We approach into the fairly sharp double-apex hairpin that follows the long banked corner. The nose responds beautifully to the turn-in there. The weight management of this car is impressive. Mazda's engineers did a great job of setting the car up. It is so responsive and agile that you can really carry a lot of speed through the apex, because the momentum of the car is maintained through the corner. The torque going up the hill after the corner left some to be desired; it didn't even feel like the car was able to accelerate up the slight bank. But, it did and the following left-hander is very tight. The car's poise over the curb on the inside (with fully independent suspension, front and rear, and multilink double wishbone setup) was remarkable. I had no doubts about the contact patch of the tires being maintained, despite the bumps that the car was faced with.
I built up pace until I was comfortable with the car. As I grew comfortable, I tried to get on the throttle sooner, and harder, on corner exits. Eventually, I found that I was getting close to the limit of adhesion of the rear tires. They didn't let go. I had to drive the car "stupidly" to spin the rear tires. And, only then would the traction control get involved to tell you to take it down a notch. There's barely any fuss. Smart throttle control will allow you the opportunity to steer the car with the right foot a little, but without any of the anxiety of other cars. (Like the Scion FR-S, with a review of the FR-S coming in the next few days.)

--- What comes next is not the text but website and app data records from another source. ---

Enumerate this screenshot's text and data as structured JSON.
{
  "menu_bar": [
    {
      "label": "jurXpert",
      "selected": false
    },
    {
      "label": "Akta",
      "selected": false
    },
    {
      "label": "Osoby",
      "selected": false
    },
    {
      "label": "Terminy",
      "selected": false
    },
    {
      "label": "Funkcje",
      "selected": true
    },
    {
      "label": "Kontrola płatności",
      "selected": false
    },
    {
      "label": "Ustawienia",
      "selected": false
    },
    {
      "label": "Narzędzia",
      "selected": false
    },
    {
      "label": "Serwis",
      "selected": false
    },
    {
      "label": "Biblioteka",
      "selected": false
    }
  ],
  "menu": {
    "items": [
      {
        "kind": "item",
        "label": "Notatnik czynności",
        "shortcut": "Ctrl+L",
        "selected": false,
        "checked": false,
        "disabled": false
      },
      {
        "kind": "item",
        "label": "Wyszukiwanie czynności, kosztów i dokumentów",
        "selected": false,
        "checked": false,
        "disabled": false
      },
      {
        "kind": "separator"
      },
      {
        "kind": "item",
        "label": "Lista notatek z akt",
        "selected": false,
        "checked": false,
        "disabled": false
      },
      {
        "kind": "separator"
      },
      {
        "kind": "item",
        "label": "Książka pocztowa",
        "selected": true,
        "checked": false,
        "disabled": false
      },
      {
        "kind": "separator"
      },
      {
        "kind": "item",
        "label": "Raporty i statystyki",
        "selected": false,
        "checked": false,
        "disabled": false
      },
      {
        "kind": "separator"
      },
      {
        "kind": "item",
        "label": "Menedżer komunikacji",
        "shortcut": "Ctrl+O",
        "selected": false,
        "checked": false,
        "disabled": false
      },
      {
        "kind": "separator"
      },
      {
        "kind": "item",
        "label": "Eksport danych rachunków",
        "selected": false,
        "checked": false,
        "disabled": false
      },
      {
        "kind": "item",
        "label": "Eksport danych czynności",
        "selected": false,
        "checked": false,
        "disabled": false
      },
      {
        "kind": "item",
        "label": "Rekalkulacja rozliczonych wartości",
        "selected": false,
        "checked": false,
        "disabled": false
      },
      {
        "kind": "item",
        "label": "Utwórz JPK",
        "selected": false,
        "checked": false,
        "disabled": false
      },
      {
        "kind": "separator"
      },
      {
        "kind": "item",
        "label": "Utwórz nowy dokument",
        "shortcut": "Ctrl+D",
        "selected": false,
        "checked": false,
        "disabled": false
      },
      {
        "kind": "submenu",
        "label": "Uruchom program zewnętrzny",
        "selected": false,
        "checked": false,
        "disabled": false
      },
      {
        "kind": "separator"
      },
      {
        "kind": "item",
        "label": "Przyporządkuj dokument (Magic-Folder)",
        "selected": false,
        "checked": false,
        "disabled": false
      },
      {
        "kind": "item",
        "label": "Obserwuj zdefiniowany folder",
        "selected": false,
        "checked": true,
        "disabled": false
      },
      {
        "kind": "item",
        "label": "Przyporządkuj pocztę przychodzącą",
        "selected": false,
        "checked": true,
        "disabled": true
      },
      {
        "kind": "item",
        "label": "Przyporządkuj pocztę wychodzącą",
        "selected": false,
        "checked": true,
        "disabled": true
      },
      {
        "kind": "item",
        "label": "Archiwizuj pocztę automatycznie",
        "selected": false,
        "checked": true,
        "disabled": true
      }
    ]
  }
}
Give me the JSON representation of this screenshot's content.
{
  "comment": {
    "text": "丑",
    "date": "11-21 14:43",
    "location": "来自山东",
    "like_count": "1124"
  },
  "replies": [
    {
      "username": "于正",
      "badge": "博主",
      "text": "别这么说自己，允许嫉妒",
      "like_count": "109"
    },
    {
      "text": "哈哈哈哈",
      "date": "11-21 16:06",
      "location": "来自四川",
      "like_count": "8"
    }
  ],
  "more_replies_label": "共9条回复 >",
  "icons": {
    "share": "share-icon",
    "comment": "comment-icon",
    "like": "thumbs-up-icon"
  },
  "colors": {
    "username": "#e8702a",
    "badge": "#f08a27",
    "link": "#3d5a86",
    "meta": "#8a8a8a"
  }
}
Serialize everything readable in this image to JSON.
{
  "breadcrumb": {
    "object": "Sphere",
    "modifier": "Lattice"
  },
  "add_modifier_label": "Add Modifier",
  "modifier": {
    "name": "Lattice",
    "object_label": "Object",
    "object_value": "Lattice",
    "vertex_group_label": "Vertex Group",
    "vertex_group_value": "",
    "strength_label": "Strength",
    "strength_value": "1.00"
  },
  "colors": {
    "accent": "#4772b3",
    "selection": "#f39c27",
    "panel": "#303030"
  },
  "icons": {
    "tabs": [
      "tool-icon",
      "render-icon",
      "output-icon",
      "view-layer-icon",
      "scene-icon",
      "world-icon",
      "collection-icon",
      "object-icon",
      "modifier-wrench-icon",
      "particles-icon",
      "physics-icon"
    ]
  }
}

Halfway around a lap, the car rang. The car's Bluetooth was informing us about a phone call that the client had gotten. He muted his phone. That was the first time I had ever had Bluetooth involved in a track day. It wasn't to be the last, either, but the stereo system's sound quality impressed me, even with the phone ring tone. It's important to mention that this is one of the most impressively comfortable performance cars I've ever experienced. The idea of piloting a car with this much precision, on track, with a Bluetooth system hooked up, chatting on the phone with your boss, grandma or roommates is an incredible thing. This car deserved more attention and more positive reviews.
Overall? If you can afford a new RX-8 (don't get one with high-mileage, the rotary engines like to let go with higher mileage), this would be one of the most ideal track cars to learn in. It's responsive, agile, but well-mannered and sophisticated.
Problems to look out for:
What we loved:
What we'd improve:
Drew Geier is a Canadian petrolhead whose main mission is to make motoring accessible, enjoyable, and affordable well into the future, by improving the art, hobby and lifestyle of motoring. He builds cars, and he writes about other builds. He's built a Subaru WRX and is building a Honda Civic EK.